> WORK ITEM
I would like every line of the records below that contains the word "eNPS" copied.

[Items from an interface collection]
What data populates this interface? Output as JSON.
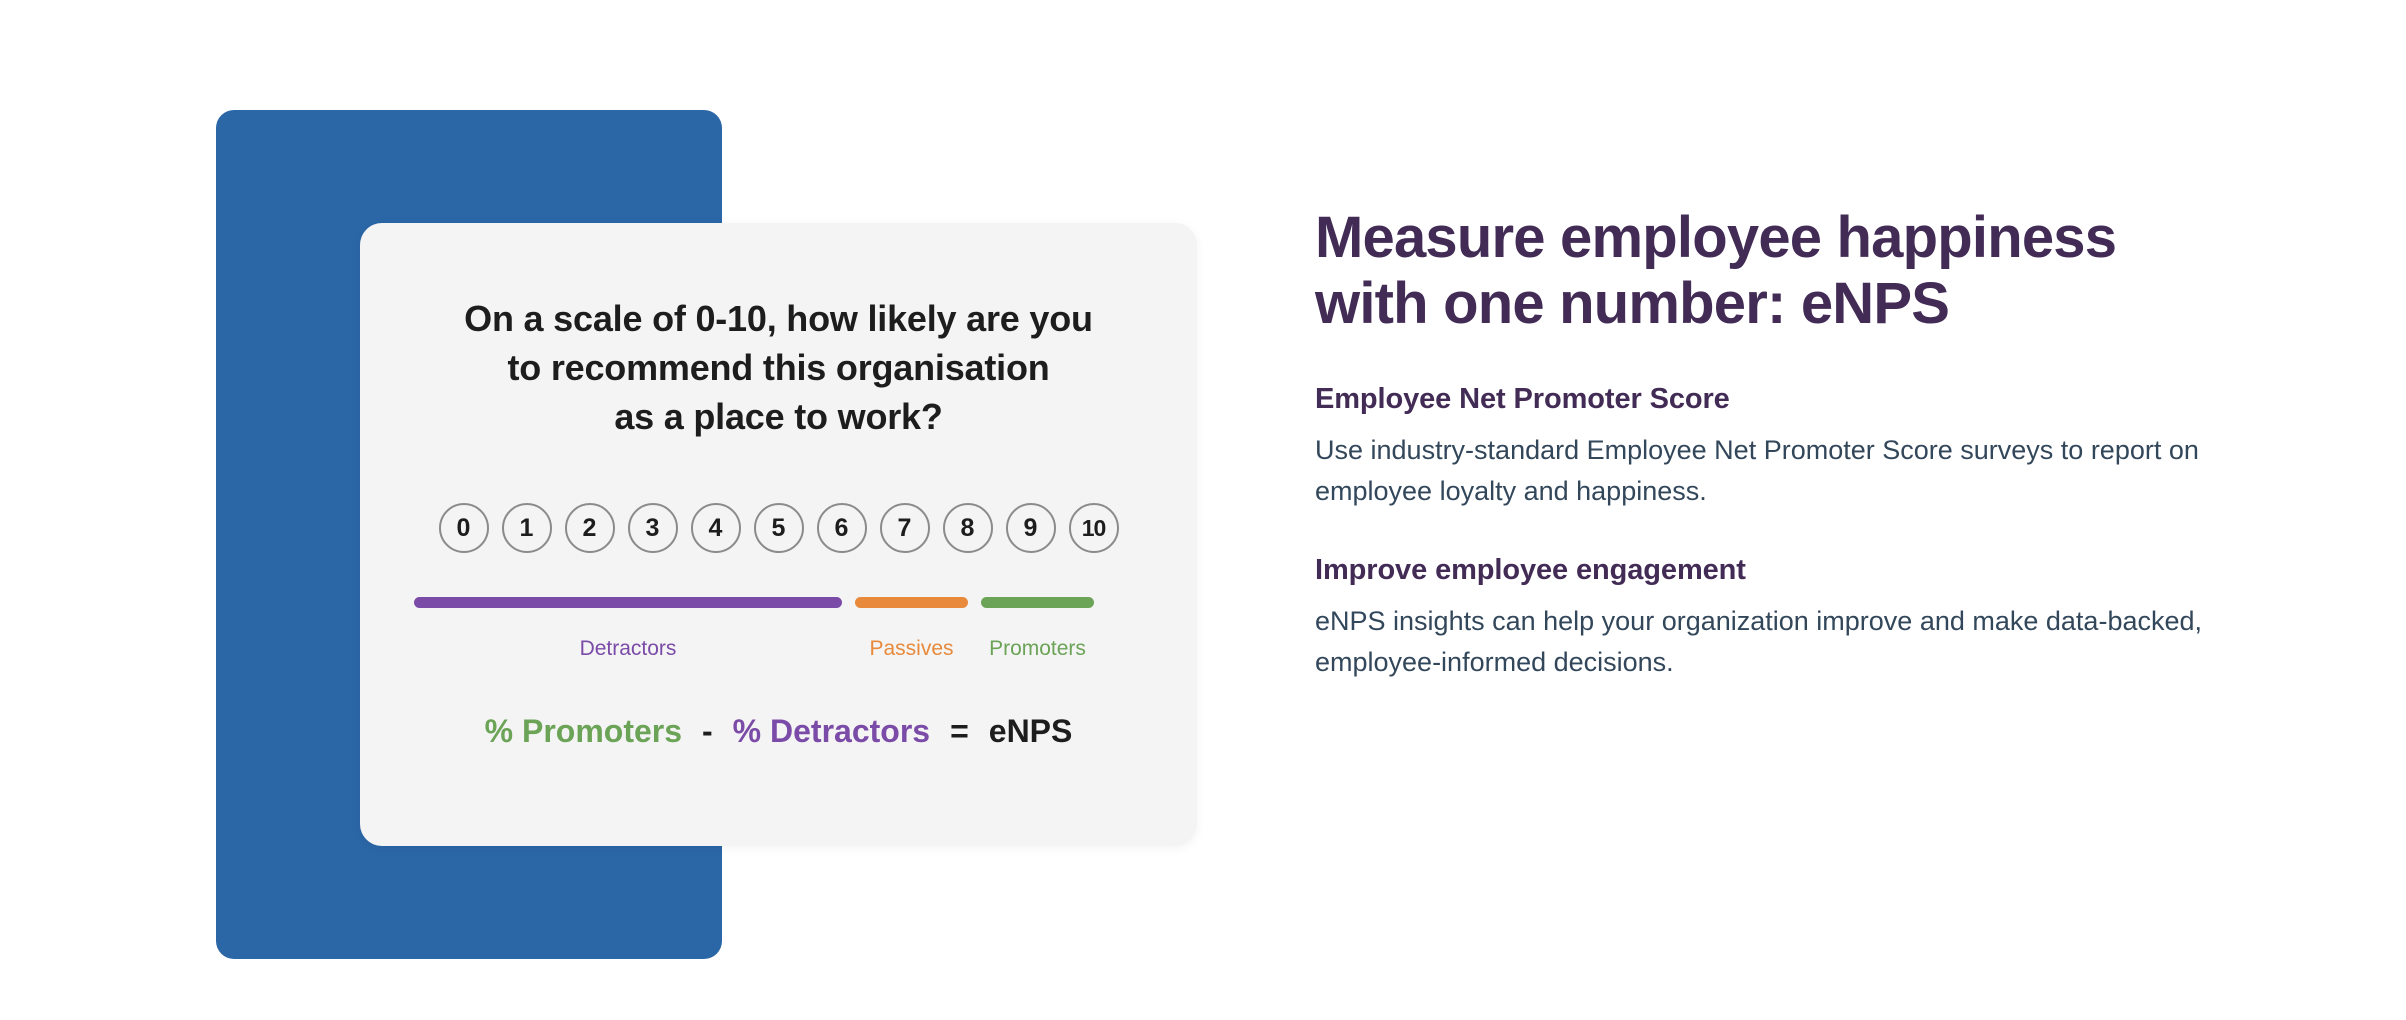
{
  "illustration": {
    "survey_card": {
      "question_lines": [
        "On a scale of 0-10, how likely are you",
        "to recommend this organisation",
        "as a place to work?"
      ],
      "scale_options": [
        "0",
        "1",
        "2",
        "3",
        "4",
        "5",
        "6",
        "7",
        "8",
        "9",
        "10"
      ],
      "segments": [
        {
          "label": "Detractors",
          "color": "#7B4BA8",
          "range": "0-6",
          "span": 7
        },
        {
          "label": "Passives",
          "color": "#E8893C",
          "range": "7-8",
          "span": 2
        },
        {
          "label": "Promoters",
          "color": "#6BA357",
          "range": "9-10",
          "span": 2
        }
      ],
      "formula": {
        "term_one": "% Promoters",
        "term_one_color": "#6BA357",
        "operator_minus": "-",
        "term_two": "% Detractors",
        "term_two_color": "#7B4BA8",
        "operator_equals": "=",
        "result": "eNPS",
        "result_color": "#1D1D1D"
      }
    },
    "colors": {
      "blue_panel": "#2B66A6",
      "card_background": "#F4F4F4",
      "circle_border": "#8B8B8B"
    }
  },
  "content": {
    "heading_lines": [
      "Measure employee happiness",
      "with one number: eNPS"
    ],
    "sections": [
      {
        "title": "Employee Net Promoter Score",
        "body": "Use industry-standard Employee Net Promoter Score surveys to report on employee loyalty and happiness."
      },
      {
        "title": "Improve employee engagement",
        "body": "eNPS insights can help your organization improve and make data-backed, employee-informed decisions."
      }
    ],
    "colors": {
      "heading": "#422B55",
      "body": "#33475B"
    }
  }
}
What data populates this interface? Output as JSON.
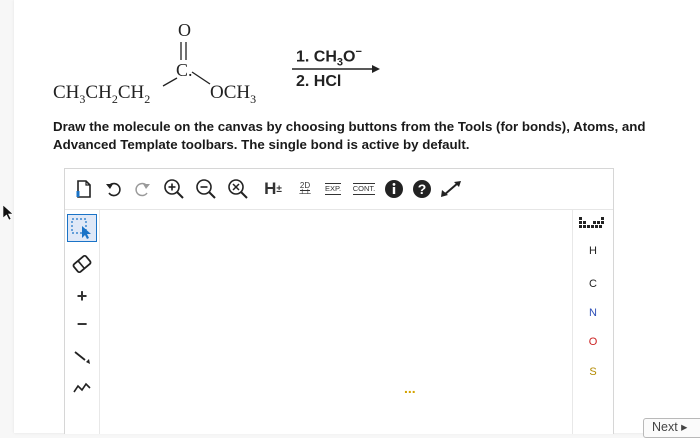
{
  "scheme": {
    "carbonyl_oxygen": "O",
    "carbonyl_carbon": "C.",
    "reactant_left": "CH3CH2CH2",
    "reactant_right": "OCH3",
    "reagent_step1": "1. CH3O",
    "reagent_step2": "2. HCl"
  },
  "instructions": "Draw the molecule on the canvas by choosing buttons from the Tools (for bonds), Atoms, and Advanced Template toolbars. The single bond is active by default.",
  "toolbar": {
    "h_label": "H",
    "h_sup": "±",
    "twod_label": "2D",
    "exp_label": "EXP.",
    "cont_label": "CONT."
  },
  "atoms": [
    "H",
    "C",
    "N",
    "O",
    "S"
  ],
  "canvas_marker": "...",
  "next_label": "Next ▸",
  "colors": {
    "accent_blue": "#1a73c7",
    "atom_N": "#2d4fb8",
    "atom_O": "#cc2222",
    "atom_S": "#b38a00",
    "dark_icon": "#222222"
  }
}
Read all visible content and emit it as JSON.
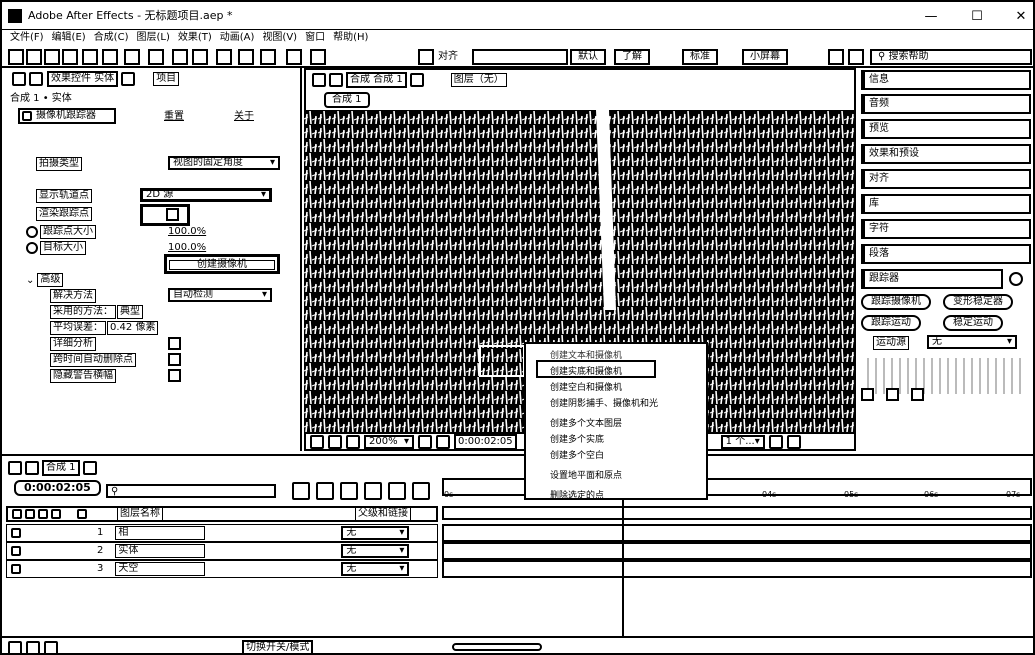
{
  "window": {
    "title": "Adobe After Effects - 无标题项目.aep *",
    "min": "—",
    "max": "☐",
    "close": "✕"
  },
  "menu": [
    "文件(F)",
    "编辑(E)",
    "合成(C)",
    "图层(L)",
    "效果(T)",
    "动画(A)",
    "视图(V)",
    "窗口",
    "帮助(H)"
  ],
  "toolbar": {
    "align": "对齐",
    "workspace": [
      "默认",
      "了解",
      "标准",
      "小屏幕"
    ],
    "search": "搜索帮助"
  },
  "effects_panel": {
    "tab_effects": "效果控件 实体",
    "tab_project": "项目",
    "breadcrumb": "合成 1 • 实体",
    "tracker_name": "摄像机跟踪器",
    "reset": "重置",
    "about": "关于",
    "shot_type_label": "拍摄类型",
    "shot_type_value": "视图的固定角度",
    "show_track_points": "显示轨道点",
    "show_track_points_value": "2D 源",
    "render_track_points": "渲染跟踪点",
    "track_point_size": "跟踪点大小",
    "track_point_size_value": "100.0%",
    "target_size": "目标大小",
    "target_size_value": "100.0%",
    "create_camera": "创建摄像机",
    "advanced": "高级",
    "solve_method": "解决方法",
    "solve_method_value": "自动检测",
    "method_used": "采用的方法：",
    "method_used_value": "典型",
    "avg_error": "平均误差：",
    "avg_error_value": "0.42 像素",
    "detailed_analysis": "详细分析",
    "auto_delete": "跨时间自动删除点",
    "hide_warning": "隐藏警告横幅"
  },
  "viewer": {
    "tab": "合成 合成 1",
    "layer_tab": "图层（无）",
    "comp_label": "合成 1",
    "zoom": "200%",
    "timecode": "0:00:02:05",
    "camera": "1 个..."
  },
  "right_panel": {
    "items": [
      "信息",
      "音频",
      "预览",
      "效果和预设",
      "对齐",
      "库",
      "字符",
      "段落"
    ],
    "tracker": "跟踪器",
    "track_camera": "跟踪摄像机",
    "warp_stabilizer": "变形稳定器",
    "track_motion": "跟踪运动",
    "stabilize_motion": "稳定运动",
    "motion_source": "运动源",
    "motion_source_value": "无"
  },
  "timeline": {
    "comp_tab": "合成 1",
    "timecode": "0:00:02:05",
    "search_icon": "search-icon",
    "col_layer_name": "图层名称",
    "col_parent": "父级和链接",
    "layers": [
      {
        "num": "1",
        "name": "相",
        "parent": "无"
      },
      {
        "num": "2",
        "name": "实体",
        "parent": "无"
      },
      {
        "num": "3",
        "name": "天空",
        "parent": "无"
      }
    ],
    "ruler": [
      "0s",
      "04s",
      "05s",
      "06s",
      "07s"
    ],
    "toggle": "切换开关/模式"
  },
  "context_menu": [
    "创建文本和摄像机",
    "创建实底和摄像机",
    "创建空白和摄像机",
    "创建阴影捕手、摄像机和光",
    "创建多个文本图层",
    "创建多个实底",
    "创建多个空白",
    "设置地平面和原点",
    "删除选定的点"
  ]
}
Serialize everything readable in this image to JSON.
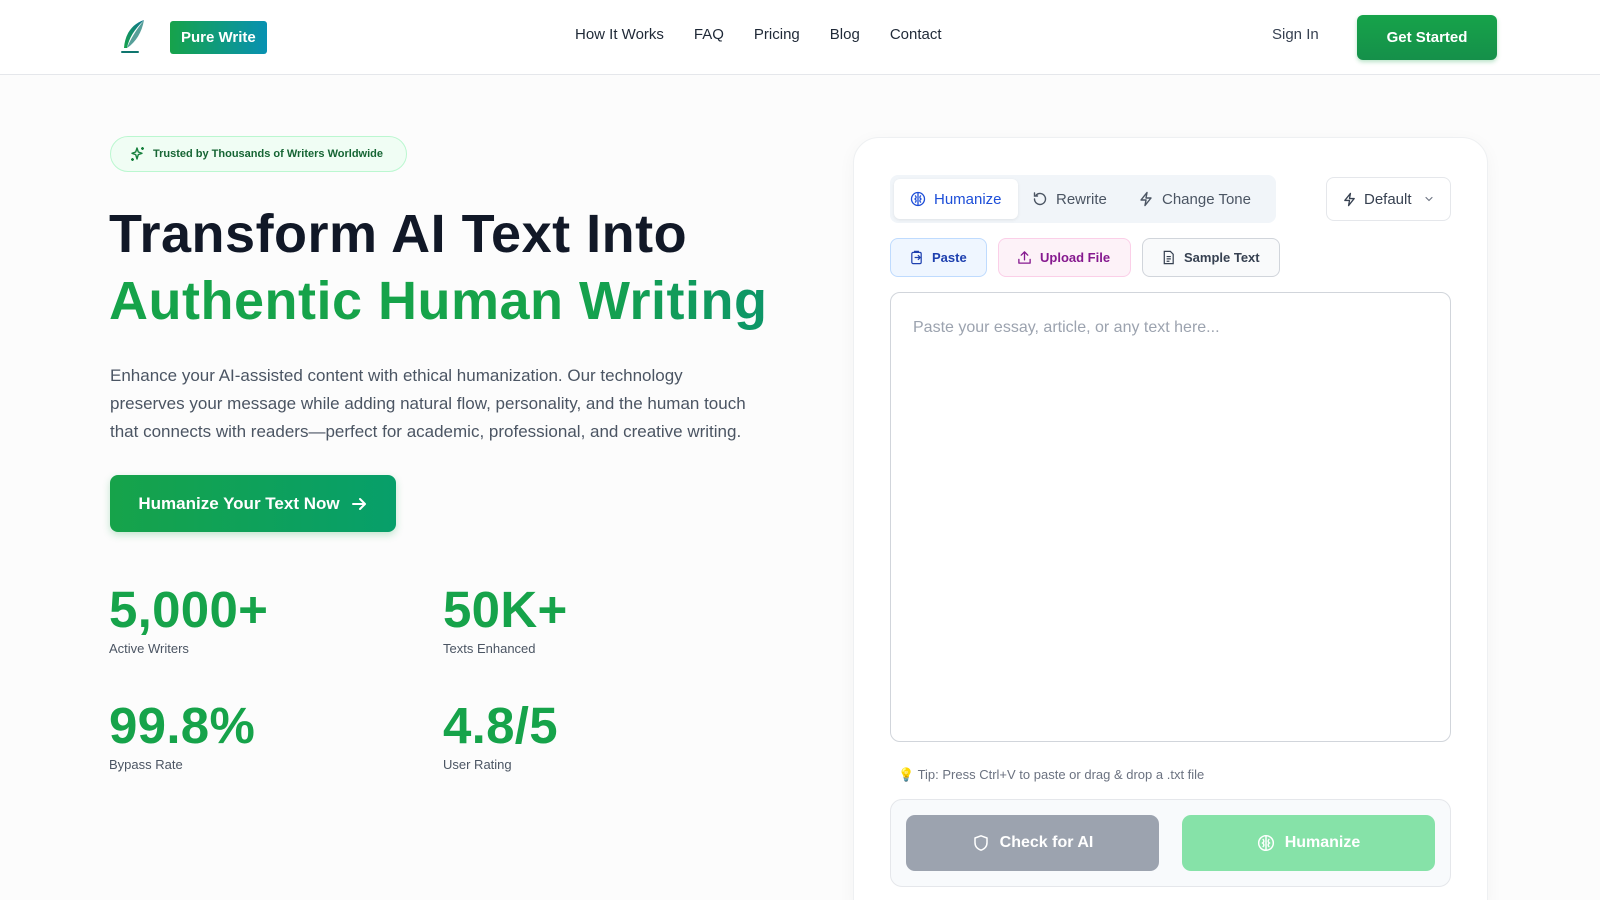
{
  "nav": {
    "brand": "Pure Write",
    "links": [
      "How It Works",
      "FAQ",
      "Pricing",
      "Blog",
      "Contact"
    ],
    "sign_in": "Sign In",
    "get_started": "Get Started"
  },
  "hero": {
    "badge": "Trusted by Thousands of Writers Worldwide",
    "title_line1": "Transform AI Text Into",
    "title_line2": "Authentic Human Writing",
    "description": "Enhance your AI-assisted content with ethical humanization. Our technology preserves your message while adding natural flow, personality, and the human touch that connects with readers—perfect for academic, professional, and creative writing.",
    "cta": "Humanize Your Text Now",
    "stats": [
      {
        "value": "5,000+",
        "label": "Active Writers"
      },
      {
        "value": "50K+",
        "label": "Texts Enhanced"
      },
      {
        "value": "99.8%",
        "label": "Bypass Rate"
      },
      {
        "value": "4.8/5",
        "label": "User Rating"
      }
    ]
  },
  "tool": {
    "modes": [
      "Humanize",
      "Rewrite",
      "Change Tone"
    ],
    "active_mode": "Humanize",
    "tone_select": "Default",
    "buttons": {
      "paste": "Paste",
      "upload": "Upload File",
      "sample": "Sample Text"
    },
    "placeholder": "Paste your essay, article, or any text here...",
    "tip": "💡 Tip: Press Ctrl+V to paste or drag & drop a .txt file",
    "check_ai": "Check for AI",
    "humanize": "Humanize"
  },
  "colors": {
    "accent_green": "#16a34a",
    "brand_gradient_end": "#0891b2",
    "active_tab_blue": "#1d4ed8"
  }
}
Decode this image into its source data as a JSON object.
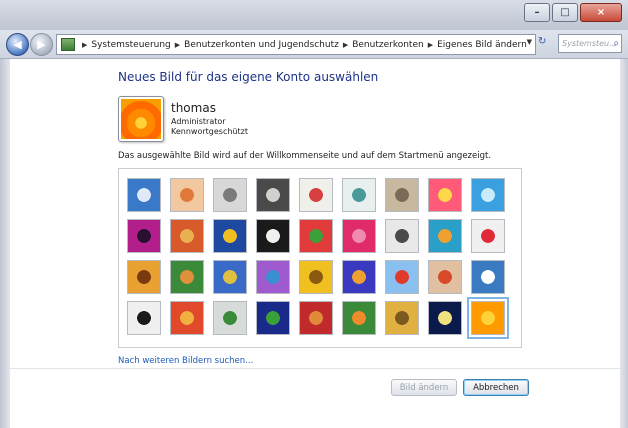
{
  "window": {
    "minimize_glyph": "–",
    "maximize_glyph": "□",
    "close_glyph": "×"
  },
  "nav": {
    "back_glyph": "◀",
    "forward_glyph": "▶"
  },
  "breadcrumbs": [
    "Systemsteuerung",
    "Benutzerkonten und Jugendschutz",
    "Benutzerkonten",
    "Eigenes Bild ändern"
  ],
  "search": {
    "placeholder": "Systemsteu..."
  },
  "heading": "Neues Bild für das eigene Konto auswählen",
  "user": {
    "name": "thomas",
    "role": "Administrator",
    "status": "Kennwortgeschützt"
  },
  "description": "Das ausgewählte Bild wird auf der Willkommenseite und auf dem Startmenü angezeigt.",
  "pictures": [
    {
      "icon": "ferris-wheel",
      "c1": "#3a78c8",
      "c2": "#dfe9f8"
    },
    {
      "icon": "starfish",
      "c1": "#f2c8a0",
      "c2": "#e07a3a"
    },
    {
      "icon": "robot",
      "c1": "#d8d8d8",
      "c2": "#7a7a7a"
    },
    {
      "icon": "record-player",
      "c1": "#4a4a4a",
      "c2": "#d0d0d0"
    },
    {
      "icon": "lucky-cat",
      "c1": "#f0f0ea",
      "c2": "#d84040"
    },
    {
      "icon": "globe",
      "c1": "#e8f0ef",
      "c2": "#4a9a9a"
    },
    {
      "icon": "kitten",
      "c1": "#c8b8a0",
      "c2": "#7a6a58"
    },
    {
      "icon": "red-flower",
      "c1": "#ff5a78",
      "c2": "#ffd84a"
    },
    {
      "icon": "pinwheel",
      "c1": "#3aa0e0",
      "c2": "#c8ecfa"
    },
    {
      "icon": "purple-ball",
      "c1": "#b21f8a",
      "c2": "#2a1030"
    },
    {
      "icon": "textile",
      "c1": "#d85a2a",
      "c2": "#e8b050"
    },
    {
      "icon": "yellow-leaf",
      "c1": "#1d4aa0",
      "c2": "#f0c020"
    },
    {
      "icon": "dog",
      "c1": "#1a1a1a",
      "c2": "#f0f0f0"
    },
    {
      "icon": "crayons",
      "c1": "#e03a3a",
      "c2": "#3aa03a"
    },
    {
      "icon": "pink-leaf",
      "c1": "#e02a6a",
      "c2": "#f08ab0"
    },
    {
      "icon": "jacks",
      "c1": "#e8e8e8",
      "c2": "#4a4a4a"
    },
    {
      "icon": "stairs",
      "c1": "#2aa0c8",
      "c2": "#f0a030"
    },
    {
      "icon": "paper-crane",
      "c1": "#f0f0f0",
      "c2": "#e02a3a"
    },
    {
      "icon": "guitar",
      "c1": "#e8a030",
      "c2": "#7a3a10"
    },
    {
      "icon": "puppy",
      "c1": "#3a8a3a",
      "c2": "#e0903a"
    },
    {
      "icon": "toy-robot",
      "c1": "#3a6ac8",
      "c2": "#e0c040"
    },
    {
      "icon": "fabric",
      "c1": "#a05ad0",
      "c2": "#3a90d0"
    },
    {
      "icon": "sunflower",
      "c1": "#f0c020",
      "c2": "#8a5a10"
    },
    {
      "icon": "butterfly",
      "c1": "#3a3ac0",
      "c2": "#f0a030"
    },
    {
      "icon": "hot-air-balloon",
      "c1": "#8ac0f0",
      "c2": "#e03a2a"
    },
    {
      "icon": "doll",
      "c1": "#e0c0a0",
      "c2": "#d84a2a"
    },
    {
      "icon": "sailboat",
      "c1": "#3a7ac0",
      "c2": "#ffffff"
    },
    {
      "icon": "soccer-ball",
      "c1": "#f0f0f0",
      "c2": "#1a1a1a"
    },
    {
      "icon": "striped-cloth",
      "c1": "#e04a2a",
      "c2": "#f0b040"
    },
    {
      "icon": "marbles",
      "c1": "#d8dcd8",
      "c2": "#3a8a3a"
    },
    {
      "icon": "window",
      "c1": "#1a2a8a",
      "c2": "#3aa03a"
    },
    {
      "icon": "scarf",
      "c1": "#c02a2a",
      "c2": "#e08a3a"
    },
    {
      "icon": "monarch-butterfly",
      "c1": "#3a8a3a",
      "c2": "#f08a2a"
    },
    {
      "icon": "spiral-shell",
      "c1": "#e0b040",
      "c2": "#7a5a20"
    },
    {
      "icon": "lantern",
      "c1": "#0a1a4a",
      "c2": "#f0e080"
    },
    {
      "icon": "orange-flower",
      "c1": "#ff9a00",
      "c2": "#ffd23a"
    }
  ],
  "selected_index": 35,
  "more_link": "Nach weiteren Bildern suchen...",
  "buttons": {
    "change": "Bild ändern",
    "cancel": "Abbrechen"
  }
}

> OUTPUT FOR THIS EXERCISE
        "result": "eNPS",
      "with one number: eNPS"
        "body": "eNPS insights can help your organization improve and make data-backed, employee-informed decisions."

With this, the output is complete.